This discussion article by Dan Jakopovich puts forward a controversial take on the riots in Greece
On the wings of Seattle, the Zapatista rebellion in the Mexican state of Chiapas and other heights of the so-called “anti-globalisation” (or, more precisely, “alter-globalisation”) movement, by virtue of the failure of the bureaucratic path to socialism, the end of the last century and the beginning of the 21st century witnessed a growth in the popularity of “autonomism”, a more or less crystallised ideology according to which the successful struggle against capitalism presupposes turning one’s back on existing political institutions – the state, parties and elections, as if they will disappear if we ignore them.
Although many of those who participated in the Greek protests and occupations would not identify with this autonomist or anarchist strategy, in the Greek events it is nonetheless possible to clearly observe the autonomist assumptions in the power of “direct action”, independently from the existing balance of political and class forces, independently from the strength of the left-wing parties and independently from their election results.
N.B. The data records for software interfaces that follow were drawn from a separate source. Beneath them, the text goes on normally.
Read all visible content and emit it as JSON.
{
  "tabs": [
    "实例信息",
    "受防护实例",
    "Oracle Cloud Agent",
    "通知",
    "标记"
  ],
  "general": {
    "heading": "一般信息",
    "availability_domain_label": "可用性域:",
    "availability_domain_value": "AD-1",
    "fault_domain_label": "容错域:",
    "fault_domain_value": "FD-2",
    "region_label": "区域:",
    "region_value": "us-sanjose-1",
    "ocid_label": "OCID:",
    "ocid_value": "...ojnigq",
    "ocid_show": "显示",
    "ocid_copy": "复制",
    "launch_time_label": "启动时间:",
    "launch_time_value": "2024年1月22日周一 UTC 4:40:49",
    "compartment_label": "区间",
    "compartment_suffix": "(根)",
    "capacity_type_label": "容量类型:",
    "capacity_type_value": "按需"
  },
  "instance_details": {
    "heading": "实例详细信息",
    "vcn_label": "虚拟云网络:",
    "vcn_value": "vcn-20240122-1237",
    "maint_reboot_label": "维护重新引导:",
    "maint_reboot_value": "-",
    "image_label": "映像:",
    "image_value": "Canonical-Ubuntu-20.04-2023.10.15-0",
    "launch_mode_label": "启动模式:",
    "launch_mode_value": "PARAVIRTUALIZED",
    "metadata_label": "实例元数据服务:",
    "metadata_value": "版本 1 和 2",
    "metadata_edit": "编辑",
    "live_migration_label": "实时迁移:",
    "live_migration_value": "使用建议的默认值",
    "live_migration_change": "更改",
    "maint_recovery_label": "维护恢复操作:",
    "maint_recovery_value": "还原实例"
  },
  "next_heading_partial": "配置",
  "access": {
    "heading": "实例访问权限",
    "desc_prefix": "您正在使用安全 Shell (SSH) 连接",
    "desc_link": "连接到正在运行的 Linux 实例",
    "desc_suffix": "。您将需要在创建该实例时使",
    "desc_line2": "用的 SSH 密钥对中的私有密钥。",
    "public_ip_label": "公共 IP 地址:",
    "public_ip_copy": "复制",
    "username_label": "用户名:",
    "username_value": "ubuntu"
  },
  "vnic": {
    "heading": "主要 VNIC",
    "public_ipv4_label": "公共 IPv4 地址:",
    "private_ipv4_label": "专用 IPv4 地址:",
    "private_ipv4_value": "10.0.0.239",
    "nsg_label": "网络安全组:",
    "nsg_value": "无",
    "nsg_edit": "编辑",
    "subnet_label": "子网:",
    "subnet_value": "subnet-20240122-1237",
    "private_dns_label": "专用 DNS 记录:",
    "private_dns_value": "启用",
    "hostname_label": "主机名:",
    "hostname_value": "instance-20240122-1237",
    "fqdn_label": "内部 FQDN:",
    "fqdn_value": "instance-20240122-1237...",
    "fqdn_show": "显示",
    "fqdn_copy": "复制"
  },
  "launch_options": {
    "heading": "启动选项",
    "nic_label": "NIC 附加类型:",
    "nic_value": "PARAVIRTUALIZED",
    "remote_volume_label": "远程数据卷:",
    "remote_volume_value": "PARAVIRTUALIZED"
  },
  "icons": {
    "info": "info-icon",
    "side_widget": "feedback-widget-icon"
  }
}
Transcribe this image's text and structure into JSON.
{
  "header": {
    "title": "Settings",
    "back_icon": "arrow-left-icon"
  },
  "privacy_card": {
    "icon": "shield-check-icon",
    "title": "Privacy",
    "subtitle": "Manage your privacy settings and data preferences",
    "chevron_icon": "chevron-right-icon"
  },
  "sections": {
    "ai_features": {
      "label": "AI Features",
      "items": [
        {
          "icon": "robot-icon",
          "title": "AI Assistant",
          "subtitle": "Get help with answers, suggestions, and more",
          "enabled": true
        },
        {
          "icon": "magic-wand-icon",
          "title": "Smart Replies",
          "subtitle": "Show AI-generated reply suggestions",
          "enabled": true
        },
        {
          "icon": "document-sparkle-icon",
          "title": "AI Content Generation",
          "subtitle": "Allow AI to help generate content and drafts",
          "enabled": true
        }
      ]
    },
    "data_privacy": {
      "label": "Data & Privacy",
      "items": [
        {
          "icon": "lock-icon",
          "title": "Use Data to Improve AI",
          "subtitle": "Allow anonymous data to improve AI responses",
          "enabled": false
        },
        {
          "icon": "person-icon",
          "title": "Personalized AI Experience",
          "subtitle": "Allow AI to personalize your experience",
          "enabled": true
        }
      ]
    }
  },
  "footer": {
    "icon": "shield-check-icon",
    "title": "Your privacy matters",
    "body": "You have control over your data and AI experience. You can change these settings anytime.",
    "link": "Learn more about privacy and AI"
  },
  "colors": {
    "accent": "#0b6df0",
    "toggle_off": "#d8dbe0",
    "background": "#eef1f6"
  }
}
In other words, many in Greece and the world nurtured the hope that it was possible not only to overthrow the Greek centre-right government, but also to tear down capitalism, although the anti-capitalist Greek parties – the semi-Stalinist Communist Party of Greece and the socialist coalition SYRIZA, despite very significant recent electoral advances – are far too weak to assume governmental power. But the autonomists do not want that since – despite the historical experience – they believe that there is a possibility of circumventing the existing political institutions and electoral strategy in developed multi-party systems. These are well-intentioned illusions. Even on Iceland, where the financial crisis and protests recently led to the downfall of the neo-con government, the power was taken over by the Social Democratic Party and the eco-socialist Left-Green Movement party.
Although political institutions should not gain control over social movements, participation in these institutions is essential for the growth and development of mass ideological and material counter-hegemony, i.e. for the development of mass support of the population and financial and infrastructural power, and the political influence necessary for confronting the powers of big business and the Right. Naturally, such participation in political institutions must be based on firm principles: consistent democracy and struggle against elitism, formalised forms of control over parliamentary representatives and other politicians by the party base, and responsibility towards the social movements and the wider population. Yet again since May ‘68 in France (the relative failure of which was largely based upon the lack of a sufficiently strong left-wing party with the desire and ability to adequately support the demands of the movement), the recent Greek events show once more the inability of the autonomist strategy to create any lasting mass counter-hegemony at all.
If the army had waged an open war against “street warriors”, it would have been able to sweep them away in a day or two. In any case, I do not wish to equate these two cases but it is indicative that the only thing that the French wave of riots in 2005 actually brought were increased xenophobia, anti-immigrant and rightist propaganda, and the clear victory of the (then) rigid neoliberal “policeman” Sarkozy.
In truth, it is necessary to admit that ordinary vandals, as well as ultra-Right groups, partially usurped the student and worker demonstrations in France. A similar thing occurred in Greece, where it was even documented that the police forces and rightist groups had conspired on campaigns of destruction, for which they then blamed left-wing youth. (This paradigm has already been seen, particularly in the wake of the alter-globalistic demonstrations at the beginning of this century.) Nonetheless, some ultra-left groups assumed a positive, or at least ambivalent, attitude towards vandalism and the “tyranny of structurelessness”, frequently characteristic of the anarchist style of organization, thereby contributing to the creation of an organizational vacuum which made it possible for undemocratic and irresponsible activities, and even the direct sabotage of student protests and occupations, to become equated with the student movement itself. In the absence of clear demands, organization and coordination of one part of the movement, the protestors quickly wore themselves out and their rebellious initiatives were shown to be only one in a series of “radical” – soap bubbles.
It is essential, meanwhile, to emphasize that there is significant common ground between autonomist and progressive and realistic left-socialist (party) strategies, e.g. regarding the commitment for participatory democracy and a certain organisational “horizontalism”, regarding an understanding of the importance of grassroots movements and democratic self-organisation. Moreover, profound changes are not possible without the mobilisation of the citizens themselves, and a bureaucratic path would alienate the most conscious and most combative parts of the population.
Yet the autonomist and anarchist underestimation of the significance of the real level of mass consciousness, the need to work through coherent left-wing parties, as well as of the need to accumulate public support and material strength through elections, and to minimise the chances that the army and police react aggressively – this neglect is disastrous.
“Facts are stubborn things,” goes the saying. Despite these abortive attempts, numerous European initiatives for the creation of broad and combative left-wing parties are showing far more serious results, considerable magnitude, and already a certain stability. Once again, the spectre of creative dissent is beginning to haunt Europe.